Over the past 10 years there has been an increasing interest in a new form of currency that is/was set to have as much of an impact on the world of transactions as that of the invention of the credit card or even of currency itself. Bitcoin, and the almost 2,000 other cryptocurrencies have moved out of the basements of computer programmers into the mainstream world, as the ease of use and almost meteoric value growth have made even the more sceptical amongst us take note. What was once something only a handful of people knew about, and even then, linked intrinsically to the underworld and dark web, is now something that you can use to purchase nappies online with the click of a button.


Bitcoin began as a white paper created in January 2009 (that’s right…it’s not even 10 years old) and it’s been a literal flood of ‘ICOs’ being launched since then.

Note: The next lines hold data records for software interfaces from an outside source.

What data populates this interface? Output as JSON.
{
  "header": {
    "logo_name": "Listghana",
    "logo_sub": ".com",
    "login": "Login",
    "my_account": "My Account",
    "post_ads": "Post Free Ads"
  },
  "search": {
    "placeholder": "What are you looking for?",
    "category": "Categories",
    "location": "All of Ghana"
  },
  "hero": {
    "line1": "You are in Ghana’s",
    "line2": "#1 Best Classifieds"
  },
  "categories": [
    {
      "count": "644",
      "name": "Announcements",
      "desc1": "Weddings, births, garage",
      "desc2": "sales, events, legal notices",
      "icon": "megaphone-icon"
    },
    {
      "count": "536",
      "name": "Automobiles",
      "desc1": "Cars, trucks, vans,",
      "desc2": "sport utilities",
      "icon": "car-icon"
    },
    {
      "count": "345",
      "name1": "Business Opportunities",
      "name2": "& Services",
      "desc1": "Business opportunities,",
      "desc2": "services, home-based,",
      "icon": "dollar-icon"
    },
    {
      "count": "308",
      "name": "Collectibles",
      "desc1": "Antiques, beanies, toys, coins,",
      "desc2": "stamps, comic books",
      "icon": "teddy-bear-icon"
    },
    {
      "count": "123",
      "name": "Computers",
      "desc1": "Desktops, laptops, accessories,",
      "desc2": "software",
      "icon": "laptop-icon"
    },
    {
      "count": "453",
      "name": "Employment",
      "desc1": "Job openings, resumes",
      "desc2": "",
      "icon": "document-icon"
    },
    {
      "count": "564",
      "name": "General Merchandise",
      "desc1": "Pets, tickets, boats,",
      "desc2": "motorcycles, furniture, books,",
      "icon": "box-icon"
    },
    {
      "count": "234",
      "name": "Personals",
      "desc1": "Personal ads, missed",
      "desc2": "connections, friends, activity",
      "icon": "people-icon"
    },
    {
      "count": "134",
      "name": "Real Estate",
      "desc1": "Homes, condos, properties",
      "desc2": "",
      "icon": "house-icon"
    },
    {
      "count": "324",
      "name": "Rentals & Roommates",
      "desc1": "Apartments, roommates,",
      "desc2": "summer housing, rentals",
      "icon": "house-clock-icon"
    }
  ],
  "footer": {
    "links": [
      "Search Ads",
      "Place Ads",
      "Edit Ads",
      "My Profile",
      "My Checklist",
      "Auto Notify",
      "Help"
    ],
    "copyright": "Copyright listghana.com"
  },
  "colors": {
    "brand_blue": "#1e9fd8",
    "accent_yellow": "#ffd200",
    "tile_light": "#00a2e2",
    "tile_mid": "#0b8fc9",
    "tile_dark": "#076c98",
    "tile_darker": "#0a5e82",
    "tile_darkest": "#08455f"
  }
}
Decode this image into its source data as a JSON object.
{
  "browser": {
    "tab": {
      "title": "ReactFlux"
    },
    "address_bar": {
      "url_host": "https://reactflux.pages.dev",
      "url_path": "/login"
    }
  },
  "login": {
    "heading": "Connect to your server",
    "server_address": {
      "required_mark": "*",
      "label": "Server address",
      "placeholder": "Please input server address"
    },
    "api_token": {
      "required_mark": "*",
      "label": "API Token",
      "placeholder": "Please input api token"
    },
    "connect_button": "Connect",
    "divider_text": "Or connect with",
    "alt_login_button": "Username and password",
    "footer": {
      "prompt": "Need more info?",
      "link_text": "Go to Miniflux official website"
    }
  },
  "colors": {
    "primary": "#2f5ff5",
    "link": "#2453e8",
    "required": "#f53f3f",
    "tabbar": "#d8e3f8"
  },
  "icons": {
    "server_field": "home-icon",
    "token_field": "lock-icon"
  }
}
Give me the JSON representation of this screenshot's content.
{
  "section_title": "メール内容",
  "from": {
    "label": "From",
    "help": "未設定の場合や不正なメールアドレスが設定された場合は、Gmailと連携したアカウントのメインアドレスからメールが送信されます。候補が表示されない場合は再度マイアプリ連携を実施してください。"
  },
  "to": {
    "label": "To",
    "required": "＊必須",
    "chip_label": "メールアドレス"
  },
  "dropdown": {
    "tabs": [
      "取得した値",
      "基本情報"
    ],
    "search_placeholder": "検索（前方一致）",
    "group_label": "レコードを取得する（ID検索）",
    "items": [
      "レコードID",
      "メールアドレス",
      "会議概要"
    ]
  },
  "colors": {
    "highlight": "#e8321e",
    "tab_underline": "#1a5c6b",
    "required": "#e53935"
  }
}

It was designed to be a form of ‘digital money’ that allowed peer-to-peer transfers without needing the involvement of banks or governments. Cryptos were unregulated, were not linked to any country or any one regular currency such as US Dollar, Pound, Yen or Rand.


It was an ideal solution to the distrust that resulted from the global crash of 2008 and was a great way for the common man to take back their financial ownership and control.


As the interest in, and ease of access to cryptocurrencies grew, so did the values. Two years before the time of writing this (April 2016), the value of one Bitcoin was R 6,142. A year later (April 2017) it was R 15,505. By December of 2017 you would have to pay R 259,152 for a Bitcoin. As with anything that volatile, the lows come as quickly and as brutally as the highs, and at the time of writing this, one Bitcoin is sitting at R81,532.



SARS have clarified that cryptocurrencies are not regarded (by SARS) as a currency for income tax purposes or Capital Gains Tax (CGT) but are actually regarded as assets of an intangible nature.

“Whilst not constituting cash, cryptocurrencies can be valued to ascertain an amount received or accrued as envisaged in the definition of “gross income” in the Act,” SARS said. “Following normal income tax rules, income received or accrued from cryptocurrency transactions can be taxed on revenue account under “gross income.

SARS said that taxpayers are entitled to claim expenses associated with cryptocurrency accruals or receipts, provided such expenditure is incurred in the production of the taxpayer’s income and for purposes of trade.

As with any tax related to growth of value or income, the opposite it true. You can declare your losses that result from a drop in the value of your cryptocurrencies

SARS clarified that the onus is on the taxpayer to declare all cryptocurrency-related taxable income in the tax year in which it’s accrued or received. Naturally they stressed that failure to do so could result in interest or penalties.

So, even thought there is very little way to track ownership at this point, SARS are expecting you, the tax payer, to play open cards and add any gains or losses to your tax returns.

About The Author

Steve Hughes

Steve Hughes is an independent financial advisor specialising in personal and business solutions. He has a passion for empowering people through better understanding and has created a fresh and highly sought-after approach to financial planning. He is the founder of the PLATINUM model of fringe financial services and the PLATINUM EVENTS, and you can catch him on LIFE MATTERS, OneFM 94.0’s weekly business & finance show which he produces and presents. As a private wealth consultant and business owner, his approach to personal and business consulting is industry leading, and it is his desire to reshape the financial service world that drives his passion. Steve can be reached at steve@stevehughes.co.za.

Leave a Reply